Can we all take a moment to celebrate tomato season?
There’s not much that can top a fresh-picked tomato. If I didn’t kill everything I ever tried to grow, tomatoes would be on my short list for a garden – tomatoes and basil! As it is, I don’t seem to have any sort of green thumb, so I’ll let someone else grow them for me. I think everyone’s happier that way, especially my would-be tomato plants.
The tomatoes we’ve been getting recently have been amazing, and I love dishes that really highlight them. Caprese salad is always a favorite, and when I’m in the mood for a hydrating tomato-y dish, I looove gazpacho.
There are a lot of gazpacho recipes out there, it’s true – everything from strawberry peach to yellow tomato and corn (yum!). But this here isn’t as fancy as all that. It’s just the classic gazpacho recipe I’ve been making for the past few summers.
Now not everyone likes gazpacho, just like not everyone likes tomatoes. (My conclusion: there will always be crazy people.) I also didn’t like gazpacho as a kid when my mom made it, so I think it may be an acquired taste. But if you’ve never tried it before, I urge you to. I promise it doesn’t taste like salsa. I promise the idea of a chilled soup is not gross, just summery. And I also promise that if you’re going to become a gazpacho lover, this classic version is the place to start.
This gazpacho is about 95% vegetables, with just some olive oil, vinegar, salt and pepper for added flavor. Oh and tomato juice… can we count that as a vegetable? I keep tomato juice in my fridge especially for making this gazpacho. It’s not something I would ever drink plain (do you ever understand the people who order tomato juice on planes?), but it gives this gazpacho just the right texture.
So what do you say – are you a gazpacho lover or hater? Does your favorite gazpacho contain any unexpected ingredients, like fruit?
- 1 cucumber, peeled
- 2 red bell peppers, seeds and membrane removed
- 4 vine-ripened tomatoes
- 1 red onion
- 3 garlic cloves, minced
- 3 cups tomato juice (23 oz), low-sodium if possible
- 1/4 cup white wine vinegar
- 1/4 cup olive oil
- 1 tsp kosher salt
- 1 tsp ground black pepper
- Roughly chop the vegetables. Puree them separately, one type of vegetable at at time, in a food processor or blender.
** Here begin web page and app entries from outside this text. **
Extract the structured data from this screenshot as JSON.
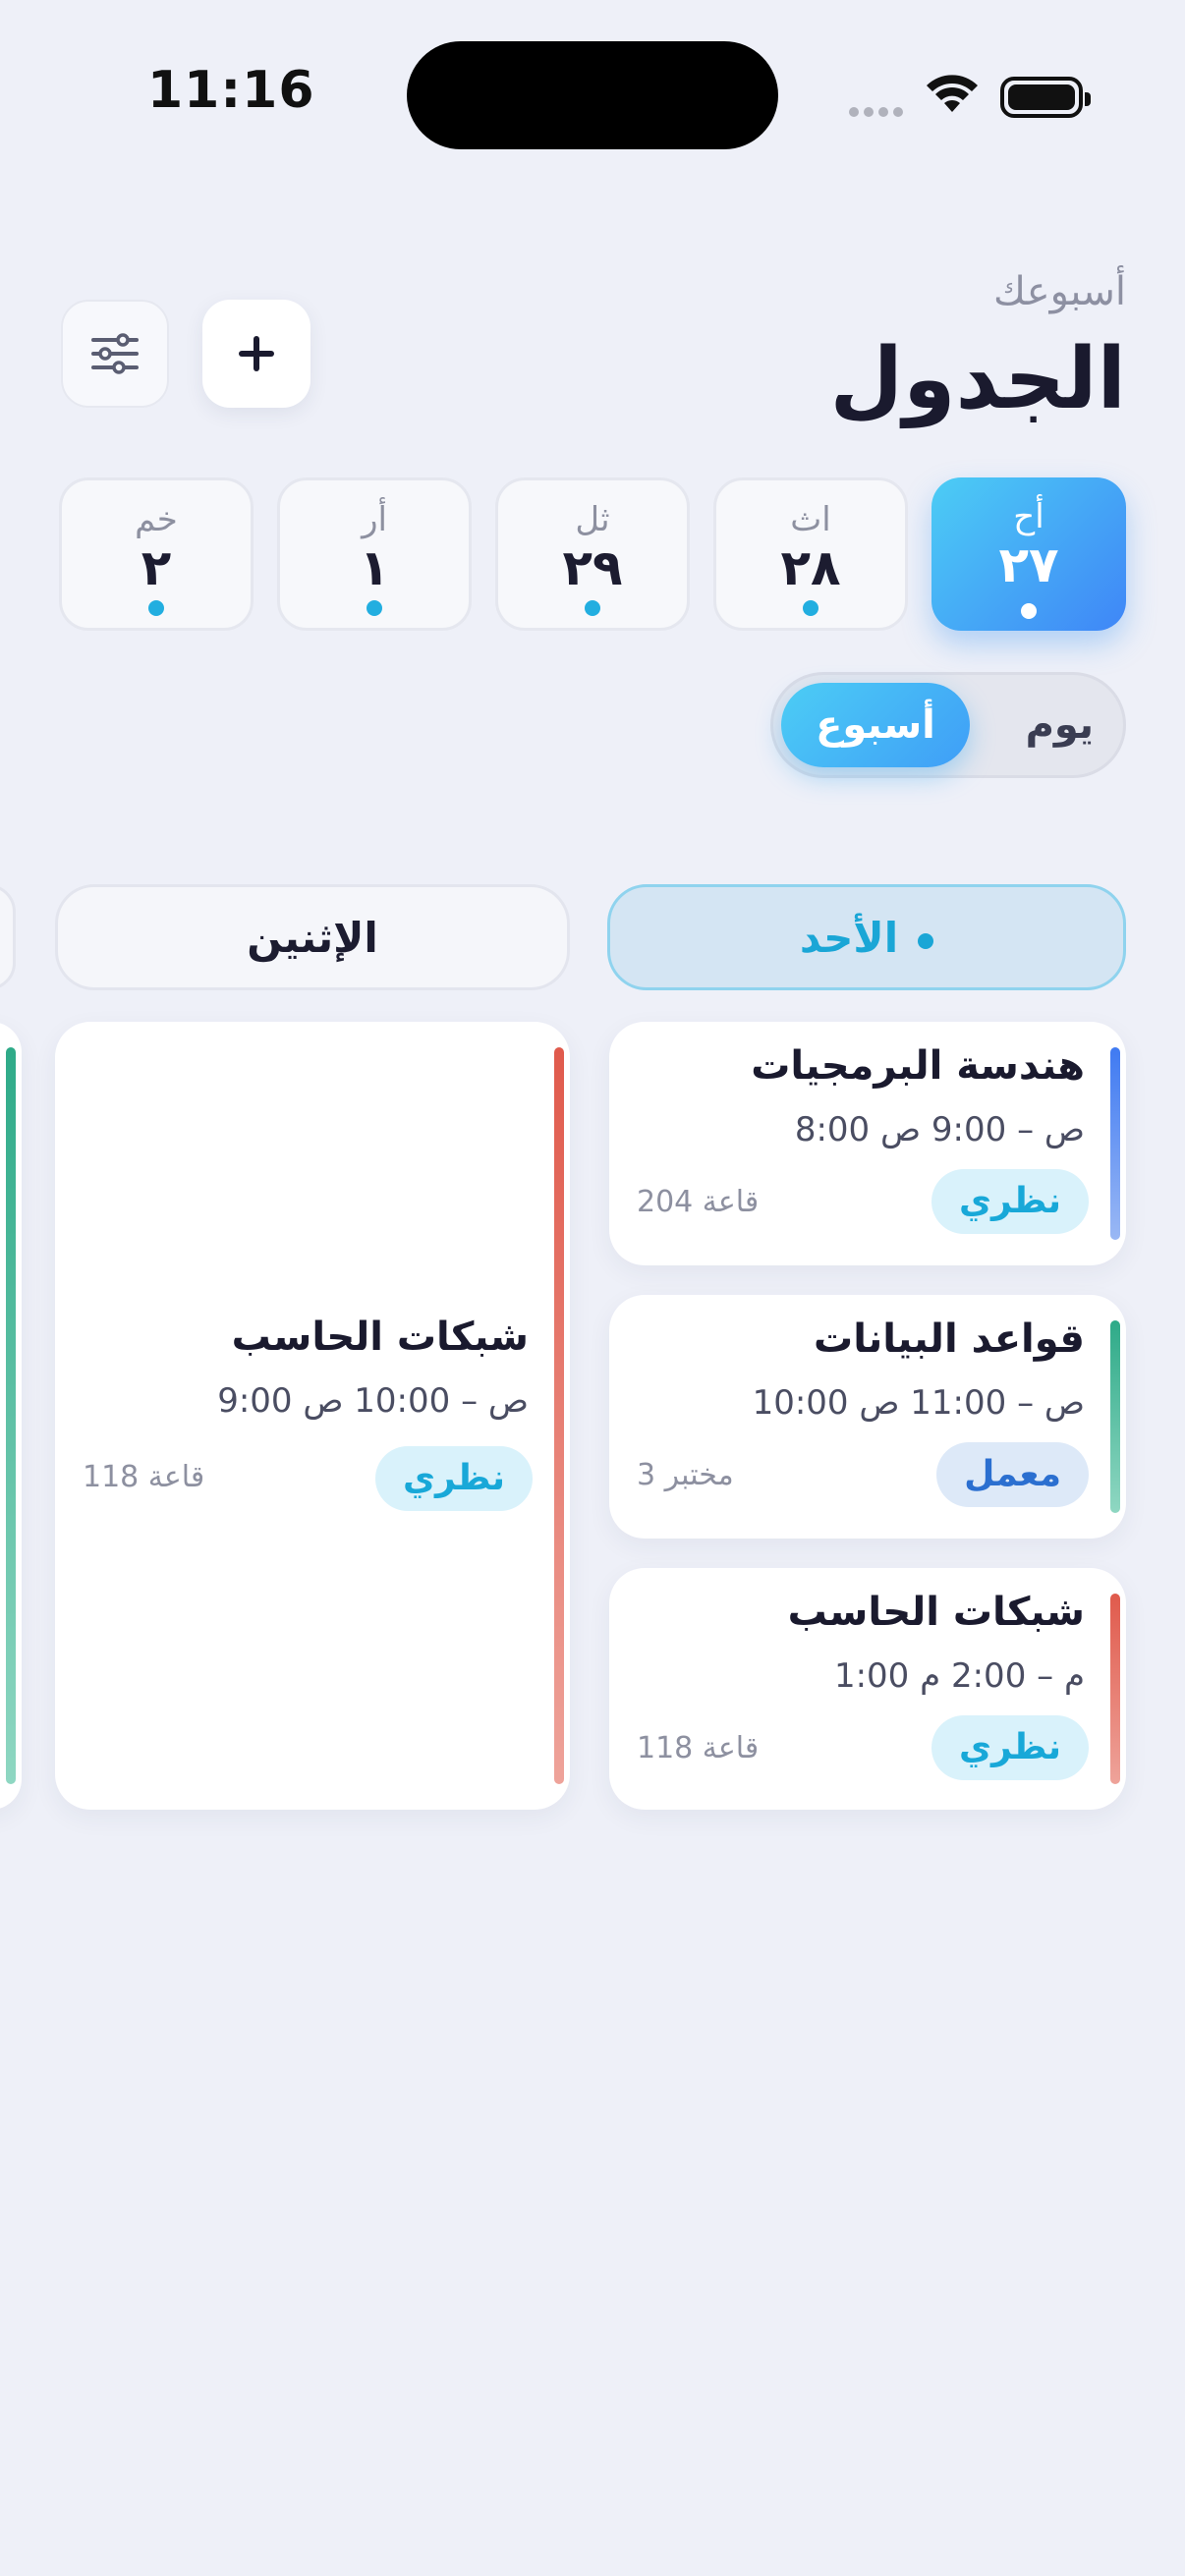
{
  "status_bar": {
    "time": "11:16"
  },
  "header": {
    "kicker": "أسبوعك",
    "title": "الجدول"
  },
  "day_chips": [
    {
      "name": "أح",
      "date": "٢٧",
      "active": true
    },
    {
      "name": "اث",
      "date": "٢٨",
      "active": false
    },
    {
      "name": "ثل",
      "date": "٢٩",
      "active": false
    },
    {
      "name": "أر",
      "date": "١",
      "active": false
    },
    {
      "name": "خم",
      "date": "٢",
      "active": false
    }
  ],
  "view_toggle": {
    "day": "يوم",
    "week": "أسبوع",
    "selected": "week"
  },
  "columns": {
    "sunday": {
      "label": "الأحد"
    },
    "monday": {
      "label": "الإثنين"
    }
  },
  "cards": {
    "sun1": {
      "title": "هندسة البرمجيات",
      "time": "8:00 ص – 9:00 ص",
      "tag": "نظري",
      "room": "قاعة 204"
    },
    "sun2": {
      "title": "قواعد البيانات",
      "time": "10:00 ص – 11:00 ص",
      "tag": "معمل",
      "room": "مختبر 3"
    },
    "sun3": {
      "title": "شبكات الحاسب",
      "time": "1:00 م – 2:00 م",
      "tag": "نظري",
      "room": "قاعة 118"
    },
    "mon1": {
      "title": "شبكات الحاسب",
      "time": "9:00 ص – 10:00 ص",
      "tag": "نظري",
      "room": "قاعة 118"
    }
  },
  "colors": {
    "accent_start": "#4ccdf5",
    "accent_end": "#3f86f7",
    "background": "#eef0f8"
  }
}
Process until they reach your desired texture – some prefer their gazpacho chunkier than others. (I like a somewhat smooth gazpacho.)
- After each vegetable is pureed, combine them in a large bowl. Stir in the remaining ingredients. Adjust salt and pepper to taste.
- Cover and chill in the refrigerator before serving. The gazpacho is best after the flavors have had a day to combine; I recommend preparing it the day beforehand.
- Serve and enjoy!